Now if you carefully remove the leaves and press on another sheet of paper and rub over the back you will make a print with the leaf textures on it so you get a pair of images.
This is a fun way to add interest and a new way of painting for toddlers. It is good for their motor skills as they try and use the long brushes and it also lets them paint really big and with lots of expression so it’s nice to see what they come up with. This is easiest done outside so you don’t need to worry about mess so it’s good in this nice weather. You obviously need to be able to stand and hold the brushes for this one so it doesn’t work so well for teeny ones. If you want to do something similar with babies you could try holding them over big paper on the floor and letting them use their feet or letting them crawl on top of the paper and through the paint and use their whole bodies like we did here
- water based paint in trays
- Paint brushes
- Long sticks – we used bamboo canes, the handle of a broom and a mop pole but anything long will do. If the ends seem sharp you could make them safer by putting a ball of blue tack or some tape over them
- Tape or string to tie on the brushes
- A big painting surface like a roll of paper, an unfolded cardboard box or some fabric like a sheet or old curtains

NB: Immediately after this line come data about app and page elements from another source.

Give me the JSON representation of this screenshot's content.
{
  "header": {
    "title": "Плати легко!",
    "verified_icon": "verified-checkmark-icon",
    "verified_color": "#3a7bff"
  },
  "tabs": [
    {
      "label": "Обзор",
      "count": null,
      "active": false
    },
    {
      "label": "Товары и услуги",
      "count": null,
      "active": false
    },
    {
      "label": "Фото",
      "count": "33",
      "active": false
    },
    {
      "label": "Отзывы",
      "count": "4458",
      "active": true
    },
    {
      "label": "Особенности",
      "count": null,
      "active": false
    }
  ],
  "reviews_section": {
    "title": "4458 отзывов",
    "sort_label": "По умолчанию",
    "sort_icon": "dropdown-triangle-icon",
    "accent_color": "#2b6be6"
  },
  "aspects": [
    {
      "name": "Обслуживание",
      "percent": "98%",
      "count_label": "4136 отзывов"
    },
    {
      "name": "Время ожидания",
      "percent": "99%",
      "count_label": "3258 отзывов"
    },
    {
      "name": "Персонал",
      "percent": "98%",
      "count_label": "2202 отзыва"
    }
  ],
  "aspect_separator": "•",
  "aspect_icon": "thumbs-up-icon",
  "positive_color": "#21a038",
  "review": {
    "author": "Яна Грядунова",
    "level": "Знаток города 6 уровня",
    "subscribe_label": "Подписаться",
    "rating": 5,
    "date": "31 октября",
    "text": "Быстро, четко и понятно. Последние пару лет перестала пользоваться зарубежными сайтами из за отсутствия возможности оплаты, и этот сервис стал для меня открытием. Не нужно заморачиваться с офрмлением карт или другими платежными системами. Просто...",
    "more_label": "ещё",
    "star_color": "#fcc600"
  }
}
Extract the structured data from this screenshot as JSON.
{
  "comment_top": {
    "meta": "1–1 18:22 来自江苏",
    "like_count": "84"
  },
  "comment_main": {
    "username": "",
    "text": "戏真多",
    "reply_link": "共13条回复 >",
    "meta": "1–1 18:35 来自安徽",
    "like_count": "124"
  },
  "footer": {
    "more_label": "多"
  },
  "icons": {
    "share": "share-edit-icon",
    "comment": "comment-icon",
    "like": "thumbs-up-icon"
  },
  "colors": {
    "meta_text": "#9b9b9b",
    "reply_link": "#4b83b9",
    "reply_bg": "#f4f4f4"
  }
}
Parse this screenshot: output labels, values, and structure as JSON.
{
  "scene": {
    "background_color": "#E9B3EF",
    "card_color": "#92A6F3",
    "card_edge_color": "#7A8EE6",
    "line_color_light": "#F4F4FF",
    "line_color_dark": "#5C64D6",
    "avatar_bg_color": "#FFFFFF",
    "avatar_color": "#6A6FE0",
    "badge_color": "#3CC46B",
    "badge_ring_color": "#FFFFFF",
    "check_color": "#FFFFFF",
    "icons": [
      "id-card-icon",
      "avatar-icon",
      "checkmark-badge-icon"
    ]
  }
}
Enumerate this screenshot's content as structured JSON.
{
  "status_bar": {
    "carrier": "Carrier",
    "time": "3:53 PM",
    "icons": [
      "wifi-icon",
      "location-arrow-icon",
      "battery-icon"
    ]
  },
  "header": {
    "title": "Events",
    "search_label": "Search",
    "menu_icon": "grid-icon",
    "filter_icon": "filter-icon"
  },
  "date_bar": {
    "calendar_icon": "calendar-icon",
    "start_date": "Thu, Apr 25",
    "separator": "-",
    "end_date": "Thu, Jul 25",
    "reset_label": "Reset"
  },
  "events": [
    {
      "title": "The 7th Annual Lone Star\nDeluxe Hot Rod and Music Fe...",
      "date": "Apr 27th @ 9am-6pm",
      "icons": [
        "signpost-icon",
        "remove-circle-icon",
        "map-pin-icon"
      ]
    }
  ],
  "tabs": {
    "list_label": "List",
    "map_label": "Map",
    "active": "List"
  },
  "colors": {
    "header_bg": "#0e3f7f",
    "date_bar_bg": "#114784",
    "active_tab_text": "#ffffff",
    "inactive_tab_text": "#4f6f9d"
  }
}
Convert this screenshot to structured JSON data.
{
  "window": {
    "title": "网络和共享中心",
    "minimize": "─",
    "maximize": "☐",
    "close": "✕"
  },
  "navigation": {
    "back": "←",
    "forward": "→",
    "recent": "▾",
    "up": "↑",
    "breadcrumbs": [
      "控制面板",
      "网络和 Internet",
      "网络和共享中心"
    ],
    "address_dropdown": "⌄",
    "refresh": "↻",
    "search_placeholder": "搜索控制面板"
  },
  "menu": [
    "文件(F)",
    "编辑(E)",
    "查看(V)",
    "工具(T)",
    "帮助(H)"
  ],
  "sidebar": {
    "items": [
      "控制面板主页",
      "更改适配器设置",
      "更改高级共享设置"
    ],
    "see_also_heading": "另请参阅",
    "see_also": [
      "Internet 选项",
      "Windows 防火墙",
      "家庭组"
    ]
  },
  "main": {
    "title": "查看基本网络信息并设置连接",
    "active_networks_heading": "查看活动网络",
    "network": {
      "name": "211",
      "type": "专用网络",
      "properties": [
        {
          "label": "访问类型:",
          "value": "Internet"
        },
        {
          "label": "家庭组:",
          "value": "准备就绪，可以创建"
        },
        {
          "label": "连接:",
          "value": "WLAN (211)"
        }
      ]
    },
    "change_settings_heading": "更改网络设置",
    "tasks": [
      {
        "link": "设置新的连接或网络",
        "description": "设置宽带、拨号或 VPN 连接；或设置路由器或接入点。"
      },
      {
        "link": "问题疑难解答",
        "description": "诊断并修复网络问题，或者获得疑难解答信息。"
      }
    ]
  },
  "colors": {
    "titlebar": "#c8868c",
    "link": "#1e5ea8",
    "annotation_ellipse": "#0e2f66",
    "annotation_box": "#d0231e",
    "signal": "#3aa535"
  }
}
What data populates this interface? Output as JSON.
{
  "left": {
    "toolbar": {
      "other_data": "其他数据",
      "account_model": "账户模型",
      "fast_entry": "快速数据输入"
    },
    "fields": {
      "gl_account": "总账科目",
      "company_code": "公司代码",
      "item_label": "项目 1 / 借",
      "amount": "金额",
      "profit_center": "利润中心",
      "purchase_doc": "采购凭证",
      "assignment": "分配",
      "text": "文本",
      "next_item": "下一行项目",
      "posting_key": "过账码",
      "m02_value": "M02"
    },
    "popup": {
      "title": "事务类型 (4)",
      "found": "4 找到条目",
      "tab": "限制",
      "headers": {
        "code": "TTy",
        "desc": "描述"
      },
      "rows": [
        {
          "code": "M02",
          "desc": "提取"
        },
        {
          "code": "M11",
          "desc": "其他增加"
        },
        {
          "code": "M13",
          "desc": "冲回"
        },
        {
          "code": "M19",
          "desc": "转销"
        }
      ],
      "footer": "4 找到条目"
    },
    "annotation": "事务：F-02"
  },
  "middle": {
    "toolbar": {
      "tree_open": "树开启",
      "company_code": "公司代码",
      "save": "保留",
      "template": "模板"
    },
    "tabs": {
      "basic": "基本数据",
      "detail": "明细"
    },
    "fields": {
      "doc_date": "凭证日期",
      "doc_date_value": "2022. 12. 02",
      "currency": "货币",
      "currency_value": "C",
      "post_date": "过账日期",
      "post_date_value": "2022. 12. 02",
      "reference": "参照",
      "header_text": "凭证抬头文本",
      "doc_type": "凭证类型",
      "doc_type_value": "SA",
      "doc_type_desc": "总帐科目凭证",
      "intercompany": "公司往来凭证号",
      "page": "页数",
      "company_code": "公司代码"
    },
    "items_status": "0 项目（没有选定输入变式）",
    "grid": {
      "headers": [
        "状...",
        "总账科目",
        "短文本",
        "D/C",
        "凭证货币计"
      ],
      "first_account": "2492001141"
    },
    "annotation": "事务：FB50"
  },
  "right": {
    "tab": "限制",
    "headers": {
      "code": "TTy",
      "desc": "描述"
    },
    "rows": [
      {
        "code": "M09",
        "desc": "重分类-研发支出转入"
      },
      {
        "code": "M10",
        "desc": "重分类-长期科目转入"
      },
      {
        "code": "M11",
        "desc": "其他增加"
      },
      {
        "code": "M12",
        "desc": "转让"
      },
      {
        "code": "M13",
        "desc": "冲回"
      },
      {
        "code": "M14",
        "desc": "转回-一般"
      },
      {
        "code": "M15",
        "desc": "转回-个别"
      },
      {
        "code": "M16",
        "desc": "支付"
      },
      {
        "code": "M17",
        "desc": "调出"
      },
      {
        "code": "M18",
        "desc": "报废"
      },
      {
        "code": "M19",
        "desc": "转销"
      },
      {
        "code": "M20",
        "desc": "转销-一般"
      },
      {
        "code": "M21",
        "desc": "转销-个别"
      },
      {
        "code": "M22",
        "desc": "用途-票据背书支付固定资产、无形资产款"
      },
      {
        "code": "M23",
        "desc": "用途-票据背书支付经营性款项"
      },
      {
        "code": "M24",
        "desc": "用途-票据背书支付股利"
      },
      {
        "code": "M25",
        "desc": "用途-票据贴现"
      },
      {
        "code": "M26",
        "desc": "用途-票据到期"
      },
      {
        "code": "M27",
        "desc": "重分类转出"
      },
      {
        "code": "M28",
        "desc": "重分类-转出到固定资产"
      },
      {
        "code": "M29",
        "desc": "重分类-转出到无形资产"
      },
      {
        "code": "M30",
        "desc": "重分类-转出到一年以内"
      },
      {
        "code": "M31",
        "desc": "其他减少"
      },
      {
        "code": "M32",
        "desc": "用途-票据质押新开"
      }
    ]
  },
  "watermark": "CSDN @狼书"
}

Help your children to attach brushes to the end of the long sticks by wrapping them on with tape or tying with string. Then lay out something big to paint on to and let them experiment with standing up and trying to dip the brushes into paint trays on the floor and then making marks on the paper. You could do a demo if they are not sure what to do but most will pick it up quickly and enjoy being given this freedom to experiment and go big. This one even looked fun enough for big brother to join in!